Exercise: Read the records below and copy each line that contains "number".
* * * * *
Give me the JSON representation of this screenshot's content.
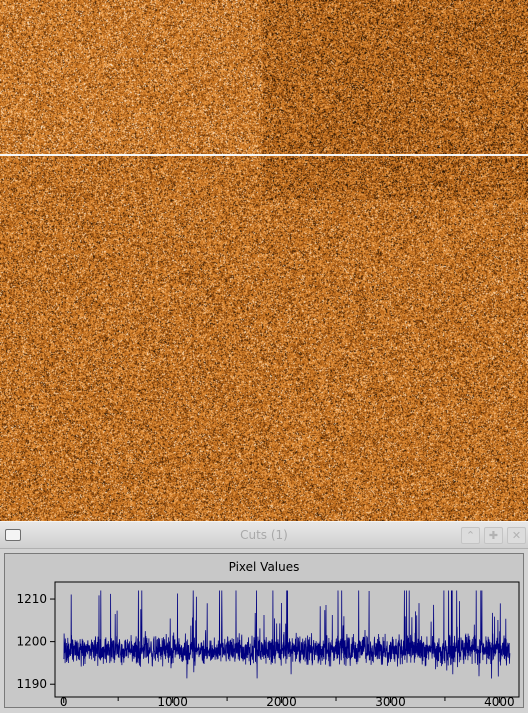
{
  "image_display": {
    "colormap": [
      "#000000",
      "#7a3e0c",
      "#c8731f",
      "#f0a04a",
      "#fff6e6"
    ]
  },
  "cuts_window": {
    "title": "Cuts (1)",
    "buttons": [
      {
        "name": "minimize",
        "icon": "chevron-up-icon",
        "glyph": "⌃"
      },
      {
        "name": "maximize",
        "icon": "plus-icon",
        "glyph": "✚"
      },
      {
        "name": "close",
        "icon": "close-icon",
        "glyph": "✕"
      }
    ]
  },
  "chart_data": {
    "type": "line",
    "title": "Pixel Values",
    "xlabel": "",
    "ylabel": "",
    "xlim": [
      -80,
      4180
    ],
    "ylim": [
      1187,
      1214
    ],
    "x_ticks": [
      0,
      1000,
      2000,
      3000,
      4000
    ],
    "y_ticks": [
      1190,
      1200,
      1210
    ],
    "grid": false,
    "line_color": "#00007f",
    "series": [
      {
        "x_range": [
          0,
          4096
        ],
        "baseline": 1198,
        "noise_range": [
          1189,
          1212
        ]
      }
    ]
  }
}
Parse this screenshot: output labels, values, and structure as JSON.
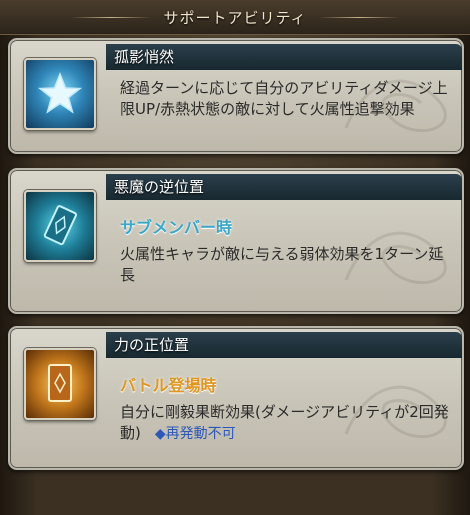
{
  "header": {
    "title": "サポートアビリティ"
  },
  "abilities": [
    {
      "title": "孤影悄然",
      "icon": "star-icon",
      "sub_label": "",
      "description": "経過ターンに応じて自分のアビリティダメージ上限UP/赤熱状態の敵に対して火属性追撃効果",
      "note": ""
    },
    {
      "title": "悪魔の逆位置",
      "icon": "reversed-card-icon",
      "sub_label": "サブメンバー時",
      "sub_label_color": "#3aa7c9",
      "description": "火属性キャラが敵に与える弱体効果を1ターン延長",
      "note": ""
    },
    {
      "title": "力の正位置",
      "icon": "upright-card-icon",
      "sub_label": "バトル登場時",
      "sub_label_color": "#e0961f",
      "description": "自分に剛毅果断効果(ダメージアビリティが2回発動)",
      "note": "◆再発動不可"
    }
  ]
}
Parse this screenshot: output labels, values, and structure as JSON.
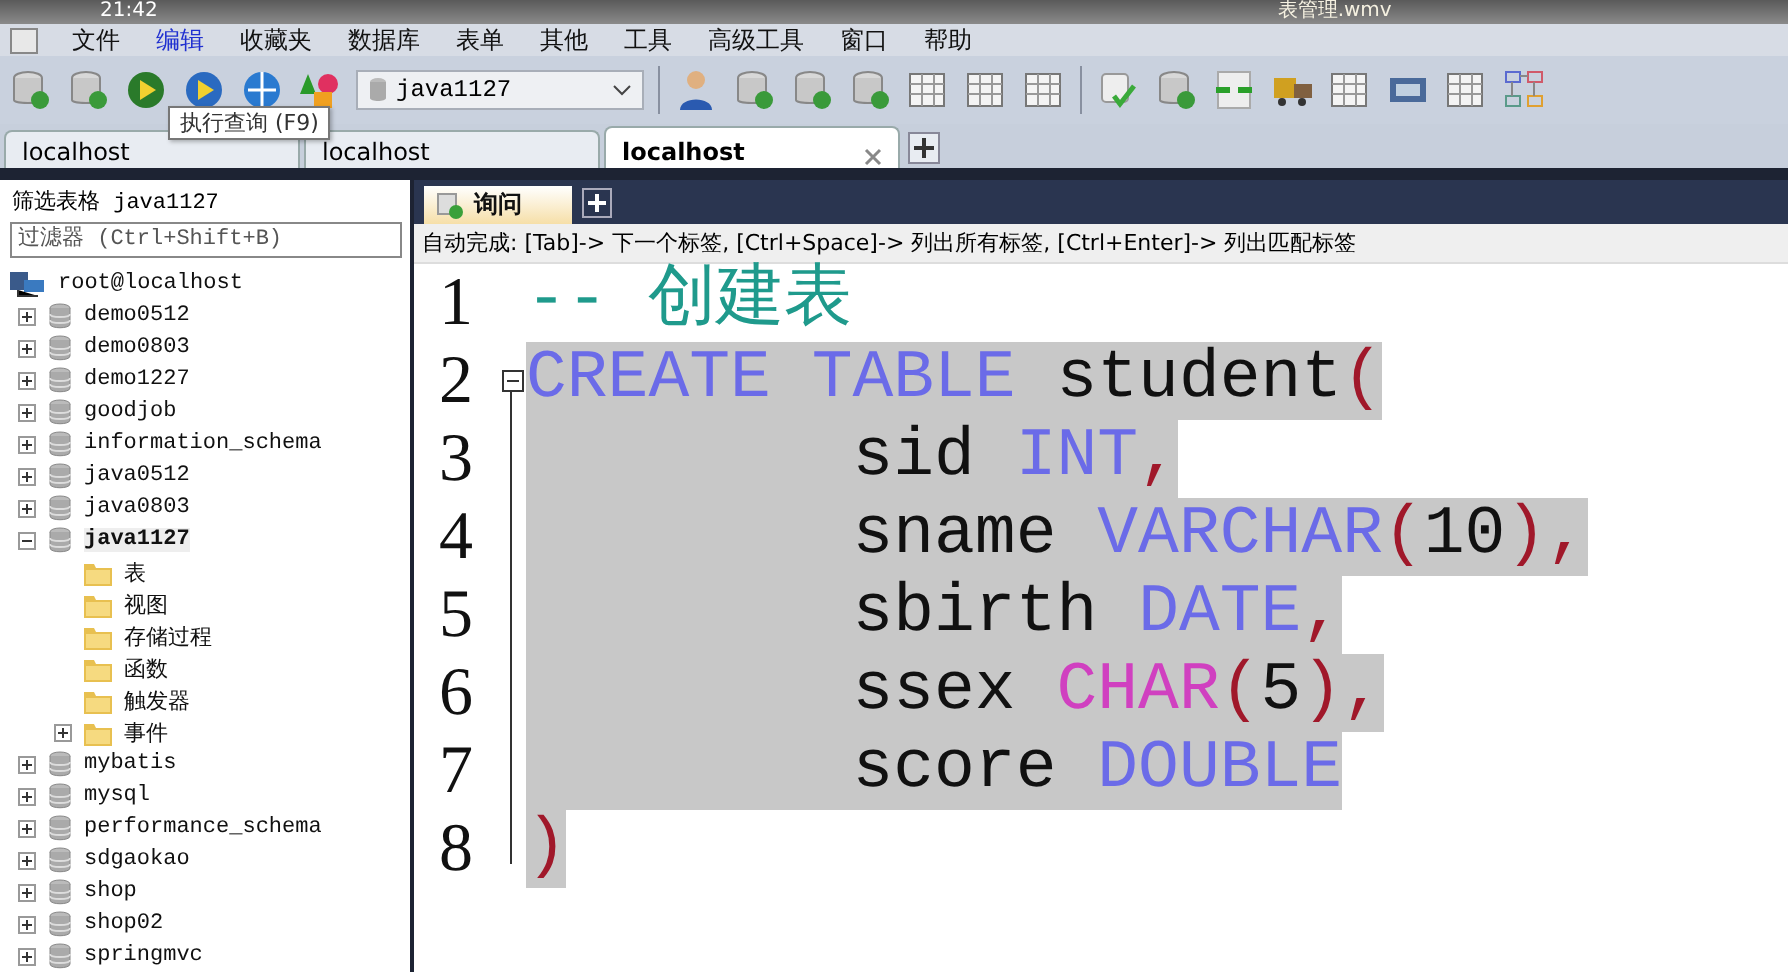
{
  "title_bar": {
    "time": "21:42",
    "file": "表管理.wmv"
  },
  "menu": [
    {
      "label": "文件",
      "selected": false
    },
    {
      "label": "编辑",
      "selected": true
    },
    {
      "label": "收藏夹",
      "selected": false
    },
    {
      "label": "数据库",
      "selected": false
    },
    {
      "label": "表单",
      "selected": false
    },
    {
      "label": "其他",
      "selected": false
    },
    {
      "label": "工具",
      "selected": false
    },
    {
      "label": "高级工具",
      "selected": false
    },
    {
      "label": "窗口",
      "selected": false
    },
    {
      "label": "帮助",
      "selected": false
    }
  ],
  "toolbar": {
    "database_select": "java1127",
    "tooltip": "执行查询 (F9)"
  },
  "connection_tabs": [
    {
      "label": "localhost",
      "selected": false
    },
    {
      "label": "localhost",
      "selected": false
    },
    {
      "label": "localhost",
      "selected": true
    }
  ],
  "sidebar": {
    "title": "筛选表格 java1127",
    "filter": {
      "placeholder": "过滤器 (Ctrl+Shift+B)"
    },
    "root": "root@localhost",
    "items": [
      {
        "label": "demo0512",
        "kind": "database",
        "expanded": false,
        "selected": false
      },
      {
        "label": "demo0803",
        "kind": "database",
        "expanded": false,
        "selected": false
      },
      {
        "label": "demo1227",
        "kind": "database",
        "expanded": false,
        "selected": false
      },
      {
        "label": "goodjob",
        "kind": "database",
        "expanded": false,
        "selected": false
      },
      {
        "label": "information_schema",
        "kind": "database",
        "expanded": false,
        "selected": false
      },
      {
        "label": "java0512",
        "kind": "database",
        "expanded": false,
        "selected": false
      },
      {
        "label": "java0803",
        "kind": "database",
        "expanded": false,
        "selected": false
      },
      {
        "label": "java1127",
        "kind": "database",
        "expanded": true,
        "selected": true,
        "children": [
          {
            "label": "表",
            "kind": "folder",
            "expandable": false
          },
          {
            "label": "视图",
            "kind": "folder",
            "expandable": false
          },
          {
            "label": "存储过程",
            "kind": "folder",
            "expandable": false
          },
          {
            "label": "函数",
            "kind": "folder",
            "expandable": false
          },
          {
            "label": "触发器",
            "kind": "folder",
            "expandable": false
          },
          {
            "label": "事件",
            "kind": "folder",
            "expandable": true
          }
        ]
      },
      {
        "label": "mybatis",
        "kind": "database",
        "expanded": false,
        "selected": false
      },
      {
        "label": "mysql",
        "kind": "database",
        "expanded": false,
        "selected": false
      },
      {
        "label": "performance_schema",
        "kind": "database",
        "expanded": false,
        "selected": false
      },
      {
        "label": "sdgaokao",
        "kind": "database",
        "expanded": false,
        "selected": false
      },
      {
        "label": "shop",
        "kind": "database",
        "expanded": false,
        "selected": false
      },
      {
        "label": "shop02",
        "kind": "database",
        "expanded": false,
        "selected": false
      },
      {
        "label": "springmvc",
        "kind": "database",
        "expanded": false,
        "selected": false
      }
    ]
  },
  "query_tabs": [
    {
      "label": "询问",
      "selected": true
    }
  ],
  "hint": "自动完成: [Tab]-> 下一个标签, [Ctrl+Space]-> 列出所有标签, [Ctrl+Enter]-> 列出匹配标签",
  "editor": {
    "lines": [
      {
        "number": "1",
        "selected": false,
        "fold": false,
        "tokens": [
          {
            "kind": "comment",
            "text": "-- 创建表"
          }
        ]
      },
      {
        "number": "2",
        "selected": true,
        "fold": true,
        "tokens": [
          {
            "kind": "keyword",
            "text": "CREATE TABLE"
          },
          {
            "kind": "plain",
            "text": " student"
          },
          {
            "kind": "paren",
            "text": "("
          }
        ]
      },
      {
        "number": "3",
        "selected": true,
        "fold": false,
        "tokens": [
          {
            "kind": "plain",
            "text": "        sid "
          },
          {
            "kind": "keyword",
            "text": "INT"
          },
          {
            "kind": "paren",
            "text": ","
          }
        ]
      },
      {
        "number": "4",
        "selected": true,
        "fold": false,
        "tokens": [
          {
            "kind": "plain",
            "text": "        sname "
          },
          {
            "kind": "keyword",
            "text": "VARCHAR"
          },
          {
            "kind": "paren",
            "text": "("
          },
          {
            "kind": "plain",
            "text": "10"
          },
          {
            "kind": "paren",
            "text": "),"
          }
        ]
      },
      {
        "number": "5",
        "selected": true,
        "fold": false,
        "tokens": [
          {
            "kind": "plain",
            "text": "        sbirth "
          },
          {
            "kind": "keyword",
            "text": "DATE"
          },
          {
            "kind": "paren",
            "text": ","
          }
        ]
      },
      {
        "number": "6",
        "selected": true,
        "fold": false,
        "tokens": [
          {
            "kind": "plain",
            "text": "        ssex "
          },
          {
            "kind": "function",
            "text": "CHAR"
          },
          {
            "kind": "paren",
            "text": "("
          },
          {
            "kind": "plain",
            "text": "5"
          },
          {
            "kind": "paren",
            "text": "),"
          }
        ]
      },
      {
        "number": "7",
        "selected": true,
        "fold": false,
        "tokens": [
          {
            "kind": "plain",
            "text": "        score "
          },
          {
            "kind": "keyword",
            "text": "DOUBLE"
          }
        ]
      },
      {
        "number": "8",
        "selected": true,
        "fold": false,
        "tokens": [
          {
            "kind": "paren",
            "text": ")"
          }
        ]
      }
    ]
  }
}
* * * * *
Answer below:
        "number": "1",
        "number": "2",
        "number": "3",
        "number": "4",
        "number": "5",
        "number": "6",
        "number": "7",
        "number": "8",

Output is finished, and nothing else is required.